The Yankees are in dire need of a legitimate starting shortstop after Gleyber Torres showed that he was unable to hold down the position — especially from a defensive standpoint. Over 246 games played at the position, he posted a .950 fielding percentage with a defensive runs saved (DRS) mark of -25.
A slumping bat only cast his long-term fit with the franchise in further jeopardy as he slashed .256/.337/.366 (.703 OPS) with 12 home runs and 67 RBI over 169 games from 2020-2021. It’s a significant drop-off from his first two seasons as a pro in which he took the league by storm, posting an .849 OPS with season averages of 31 home runs and 84 RBI.
Correa would provide a significant and superstar-like upgrade on the left side of the Yankees’ infield. Since breaking into the league in 2015, the 27-year-old possesses an .837 OPS with 162-game averages of 29 home runs and 105 RBI. He’s also a much more competent fielder behind a career .981 fielding percentage at shortstop with a DRS of 67.
Such a resume, however, would call for a sizable contract that could trend toward $300 million in total. It remains to be seen if the Yankees would flash that kind of money when they already have the massive contracts of Giancarlo Stanton, who will be paid a total of $179 million through the 2026 season, and Gerrit Cole — now preparing for his third season of a nine-year, $324 million pact.
Owner Hal Steinbrenner has not expressed much of a willingness to fly past MLB’s competitive balance tax — whichever number that might be depending on lockout negotiations. At the moment Yankees have an estimated payroll of $214 million, per Fangraphs, and baseball’s CBT in 2022 could be anywhere from $230 million to $238 million.

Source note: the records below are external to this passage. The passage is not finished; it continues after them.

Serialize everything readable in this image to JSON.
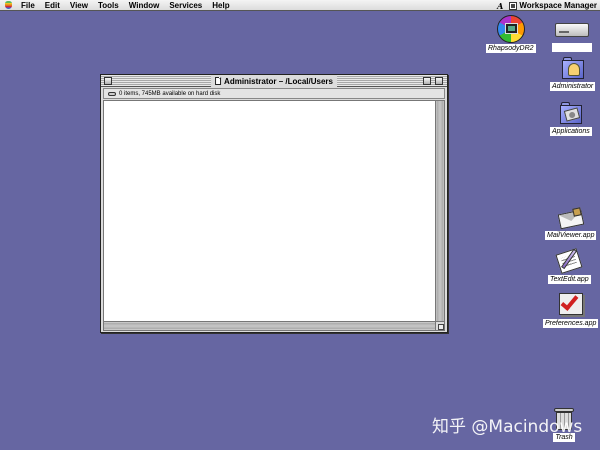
{
  "menubar": {
    "apple_label": "",
    "items": [
      "File",
      "Edit",
      "View",
      "Tools",
      "Window",
      "Services",
      "Help"
    ],
    "right_glyph": "A",
    "active_app": "Workspace Manager"
  },
  "desktop_icons": {
    "rhapsody": "RhapsodyDR2",
    "disk": "",
    "administrator": "Administrator",
    "applications": "Applications",
    "mailviewer": "MailViewer.app",
    "textedit": "TextEdit.app",
    "preferences": "Preferences.app",
    "trash": "Trash"
  },
  "window": {
    "title": "Administrator  –  /Local/Users",
    "status": "0 items, 745MB available on hard disk"
  },
  "watermark": "知乎 @Macindows",
  "colors": {
    "desktop": "#6666a2",
    "window_bg": "#dcdcdc",
    "content_bg": "#ffffff"
  }
}
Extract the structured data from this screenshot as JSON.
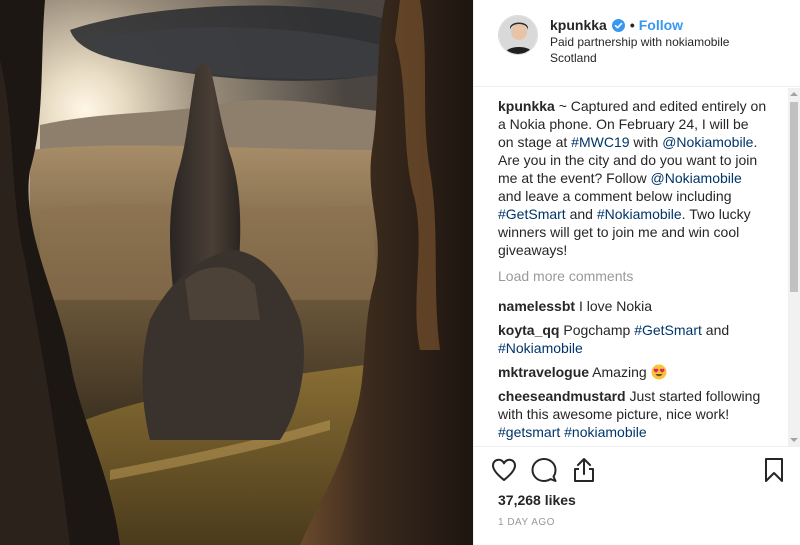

That doesn’t leave much wiggle room for the Yankees to not only offer a huge deal to Correa, but also to potentially extend slugger and face of the franchise, Aaron Judge, who suggested that he would not negotiate a new contract after Opening Day. He’ll be a free agent at the end of the 2022 season.